In quarantine, emotions are heightened, and it seems that Taylor Swift wants to contribute to the emotions running high through her newest release, folklore.
Released just 11 months after Lover, folklore is Taylor Swift’s eighth album and contains 16 tracks. Taylor worked with several collaborators: pop producer Jack Antonoff, The National’s Aaron Dessner, Justin Vernon of Bon Iver, and a mysterious co-writer, William Bowery.
It’s familiar, with each song being reminiscent of the old Taylor Swift, only done with a genre twist. It’s also incredibly unexpected, considering that she gave the public less than twenty-four hours to prepare for the release. She announced it on Thursday, and on Friday, fans were treated to a full-length album.
The album, folklore, feels a lot like coming home, like being greeted warmly at the door, then being gently made to sit down, and told to listen—meaning, really listen—to each story and to feel each emotion laid out on the table.
And therein lies the album’s power. Taylor’s signature lyricism is present in each song, and yearning and melancholy permeate through the album’s most memorable songs. She features love in so many of its forms: before it really starts, at its blissful middle, at its bitter end, and long after, when dredging up memories and looking back at the past. The stories and the characters in the songs are visceral.

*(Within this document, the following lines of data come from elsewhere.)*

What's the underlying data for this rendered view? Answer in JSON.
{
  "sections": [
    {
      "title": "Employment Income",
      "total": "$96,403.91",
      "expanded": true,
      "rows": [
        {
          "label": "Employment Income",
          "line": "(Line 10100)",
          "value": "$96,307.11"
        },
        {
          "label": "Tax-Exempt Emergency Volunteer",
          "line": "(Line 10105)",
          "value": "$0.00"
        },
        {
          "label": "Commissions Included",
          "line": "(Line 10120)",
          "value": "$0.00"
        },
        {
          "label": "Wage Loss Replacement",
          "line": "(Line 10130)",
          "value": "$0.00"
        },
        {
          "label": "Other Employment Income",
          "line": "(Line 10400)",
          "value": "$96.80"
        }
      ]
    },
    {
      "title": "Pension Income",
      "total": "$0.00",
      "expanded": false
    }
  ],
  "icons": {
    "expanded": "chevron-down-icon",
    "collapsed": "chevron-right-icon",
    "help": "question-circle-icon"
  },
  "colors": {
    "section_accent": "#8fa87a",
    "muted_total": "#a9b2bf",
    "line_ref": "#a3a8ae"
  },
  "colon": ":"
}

The very first song, “the 1,” is about reminiscing the what-ifs, someone who could have been the one. The way Taylor croons “And if my wishes came true / it would’ve been you” makes the listener want to pick up the phone and text an ex, “We were something, don’t you think so?”
The single “cardigan” is filled with imagery of all the ways you can be familiar with someone when you really know them. It talks of the wisdom of youth, though “when you are young, they assume you know nothing.” Taylor counters this through citing all the things the young persona in the song knows, and ultimately, how “I knew you’d come back to me.”

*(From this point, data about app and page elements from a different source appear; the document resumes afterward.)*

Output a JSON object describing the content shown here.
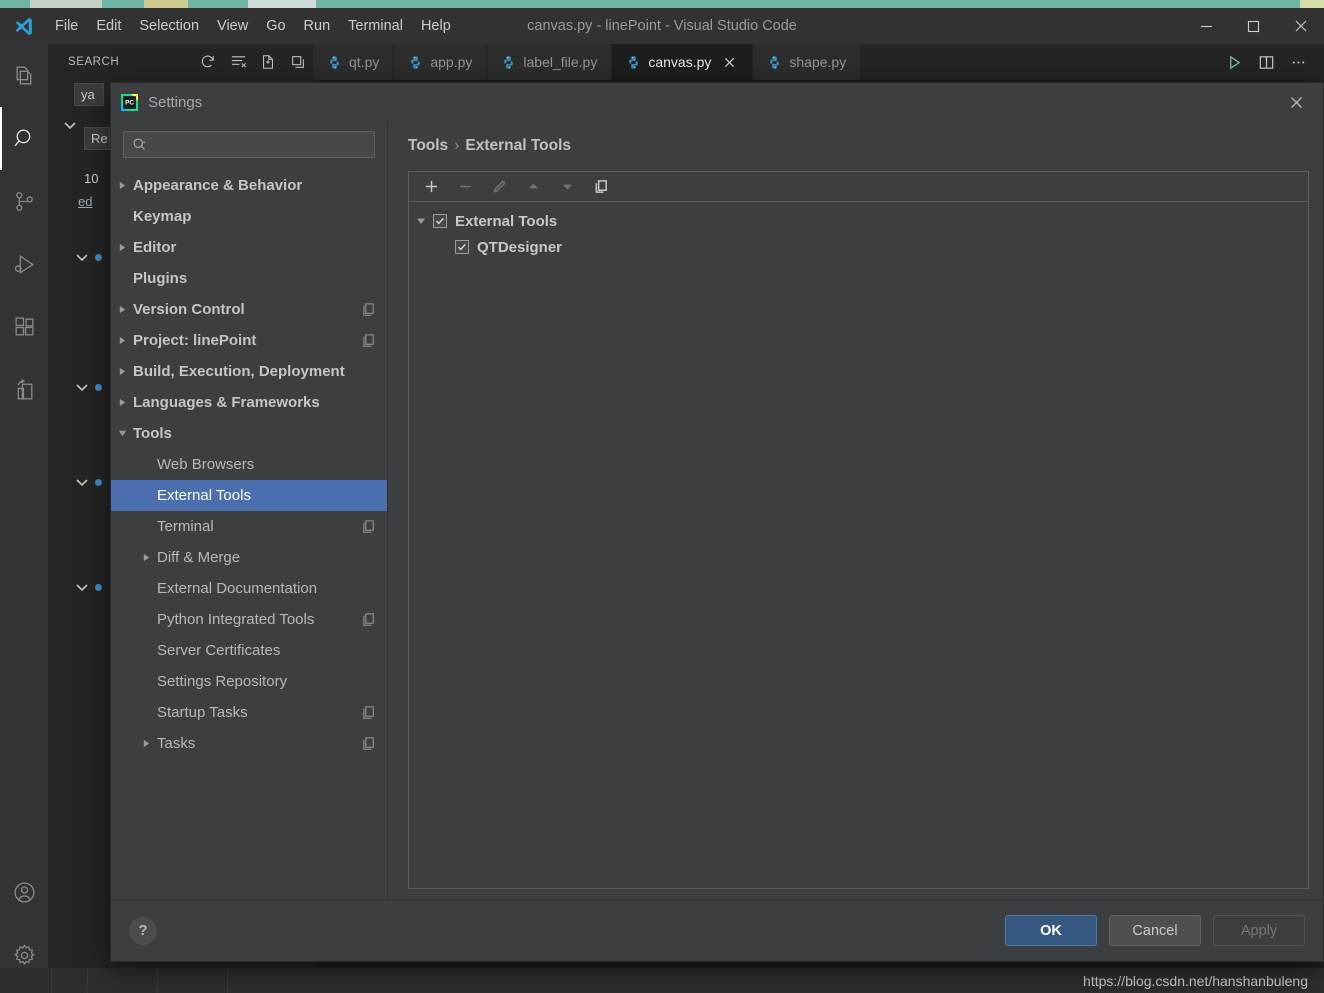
{
  "window": {
    "title": "canvas.py - linePoint - Visual Studio Code",
    "menu": [
      "File",
      "Edit",
      "Selection",
      "View",
      "Go",
      "Run",
      "Terminal",
      "Help"
    ],
    "controls": {
      "minimize": "minimize-icon",
      "maximize": "maximize-icon",
      "close": "close-icon"
    }
  },
  "activitybar": {
    "items": [
      {
        "name": "explorer",
        "icon": "files-icon",
        "active": false
      },
      {
        "name": "search",
        "icon": "search-icon",
        "active": true
      },
      {
        "name": "source-control",
        "icon": "source-control-icon",
        "active": false
      },
      {
        "name": "run-debug",
        "icon": "run-debug-icon",
        "active": false
      },
      {
        "name": "extensions",
        "icon": "extensions-icon",
        "active": false
      },
      {
        "name": "remote-explorer",
        "icon": "remote-explorer-icon",
        "active": false
      }
    ],
    "bottom": [
      {
        "name": "accounts",
        "icon": "account-icon"
      },
      {
        "name": "manage",
        "icon": "gear-icon"
      }
    ]
  },
  "sidebar": {
    "title": "SEARCH",
    "actions": [
      {
        "name": "refresh",
        "icon": "refresh-icon"
      },
      {
        "name": "clear-search-results",
        "icon": "clear-all-icon"
      },
      {
        "name": "open-new-search-editor",
        "icon": "new-editor-icon"
      },
      {
        "name": "collapse-all",
        "icon": "collapse-all-icon"
      }
    ],
    "results": [
      {
        "text": "ya",
        "kind": "file-chip"
      },
      {
        "text": "Re",
        "kind": "file-chip"
      },
      {
        "text": "10",
        "kind": "count"
      },
      {
        "text": "ed",
        "kind": "link"
      }
    ]
  },
  "editor": {
    "tabs": [
      {
        "label": "qt.py",
        "icon": "python-icon",
        "active": false,
        "closable": false
      },
      {
        "label": "app.py",
        "icon": "python-icon",
        "active": false,
        "closable": false
      },
      {
        "label": "label_file.py",
        "icon": "python-icon",
        "active": false,
        "closable": false
      },
      {
        "label": "canvas.py",
        "icon": "python-icon",
        "active": true,
        "closable": true
      },
      {
        "label": "shape.py",
        "icon": "python-icon",
        "active": false,
        "closable": false
      }
    ],
    "actions": [
      {
        "name": "run-python-file",
        "icon": "run-icon"
      },
      {
        "name": "split-editor",
        "icon": "split-editor-icon"
      },
      {
        "name": "more-actions",
        "icon": "ellipsis-icon"
      }
    ]
  },
  "statusbar": {
    "watermark": "https://blog.csdn.net/hanshanbuleng"
  },
  "settings_dialog": {
    "title": "Settings",
    "app_icon": "pycharm-icon",
    "close_icon": "close-icon",
    "search": {
      "value": "",
      "placeholder": "",
      "icon": "search-dropdown-icon"
    },
    "tree": [
      {
        "label": "Appearance & Behavior",
        "arrow": "collapsed",
        "indent": 0,
        "bold": true,
        "copy": false,
        "selected": false
      },
      {
        "label": "Keymap",
        "arrow": "none",
        "indent": 0,
        "bold": true,
        "copy": false,
        "selected": false
      },
      {
        "label": "Editor",
        "arrow": "collapsed",
        "indent": 0,
        "bold": true,
        "copy": false,
        "selected": false
      },
      {
        "label": "Plugins",
        "arrow": "none",
        "indent": 0,
        "bold": true,
        "copy": false,
        "selected": false
      },
      {
        "label": "Version Control",
        "arrow": "collapsed",
        "indent": 0,
        "bold": true,
        "copy": true,
        "selected": false
      },
      {
        "label": "Project: linePoint",
        "arrow": "collapsed",
        "indent": 0,
        "bold": true,
        "copy": true,
        "selected": false
      },
      {
        "label": "Build, Execution, Deployment",
        "arrow": "collapsed",
        "indent": 0,
        "bold": true,
        "copy": false,
        "selected": false
      },
      {
        "label": "Languages & Frameworks",
        "arrow": "collapsed",
        "indent": 0,
        "bold": true,
        "copy": false,
        "selected": false
      },
      {
        "label": "Tools",
        "arrow": "expanded",
        "indent": 0,
        "bold": true,
        "copy": false,
        "selected": false
      },
      {
        "label": "Web Browsers",
        "arrow": "none",
        "indent": 1,
        "bold": false,
        "copy": false,
        "selected": false
      },
      {
        "label": "External Tools",
        "arrow": "none",
        "indent": 1,
        "bold": false,
        "copy": false,
        "selected": true
      },
      {
        "label": "Terminal",
        "arrow": "none",
        "indent": 1,
        "bold": false,
        "copy": true,
        "selected": false
      },
      {
        "label": "Diff & Merge",
        "arrow": "collapsed",
        "indent": 1,
        "bold": false,
        "copy": false,
        "selected": false
      },
      {
        "label": "External Documentation",
        "arrow": "none",
        "indent": 1,
        "bold": false,
        "copy": false,
        "selected": false
      },
      {
        "label": "Python Integrated Tools",
        "arrow": "none",
        "indent": 1,
        "bold": false,
        "copy": true,
        "selected": false
      },
      {
        "label": "Server Certificates",
        "arrow": "none",
        "indent": 1,
        "bold": false,
        "copy": false,
        "selected": false
      },
      {
        "label": "Settings Repository",
        "arrow": "none",
        "indent": 1,
        "bold": false,
        "copy": false,
        "selected": false
      },
      {
        "label": "Startup Tasks",
        "arrow": "none",
        "indent": 1,
        "bold": false,
        "copy": true,
        "selected": false
      },
      {
        "label": "Tasks",
        "arrow": "collapsed",
        "indent": 1,
        "bold": false,
        "copy": true,
        "selected": false
      }
    ],
    "breadcrumb": {
      "parent": "Tools",
      "separator": "›",
      "current": "External Tools"
    },
    "toolbar": [
      {
        "name": "add-tool-button",
        "icon": "plus-icon",
        "enabled": true
      },
      {
        "name": "remove-tool-button",
        "icon": "minus-icon",
        "enabled": false
      },
      {
        "name": "edit-tool-button",
        "icon": "pencil-icon",
        "enabled": false
      },
      {
        "name": "move-up-button",
        "icon": "arrow-up-icon",
        "enabled": false
      },
      {
        "name": "move-down-button",
        "icon": "arrow-down-icon",
        "enabled": false
      },
      {
        "name": "copy-tool-button",
        "icon": "copy-icon",
        "enabled": true
      }
    ],
    "tools_tree": [
      {
        "label": "External Tools",
        "checked": true,
        "arrow": "expanded",
        "indent": 0
      },
      {
        "label": "QTDesigner",
        "checked": true,
        "arrow": "none",
        "indent": 1
      }
    ],
    "help_label": "?",
    "buttons": [
      {
        "label": "OK",
        "style": "primary",
        "name": "ok-button"
      },
      {
        "label": "Cancel",
        "style": "normal",
        "name": "cancel-button"
      },
      {
        "label": "Apply",
        "style": "disabled",
        "name": "apply-button"
      }
    ]
  },
  "colors": {
    "accent_selection": "#4b6eaf",
    "primary_button": "#365880",
    "dialog_bg": "#3c3f41",
    "vscode_bg": "#1e1e1e",
    "desktop": "#6fb5a6",
    "python_icon": "#3c8ec0"
  }
}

The song “exile,” co-written and performed with Justin Vernon, is a duet about two different perspectives on one couple’s relationship. Justin’s rough vocals contrast Taylor’s smooth timbre. The lyrics they sing also contradict each other. In the bridge, they bicker and counter each statement: “I couldn’t turn things around (You never turned things around) / ’Cause you never gave a warning sign (I gave so many signs) / You never gave a warning sign (All this time).”
Ultimately, folklore is a study on relationships, on facing reality, on introspection, and on love. The album is filled with stories, those told at the end of a long day at the dining room table, while someone lovingly hands you a cup of tea, tells you everything will be okay, and gives you your favorite old cardigan to wear.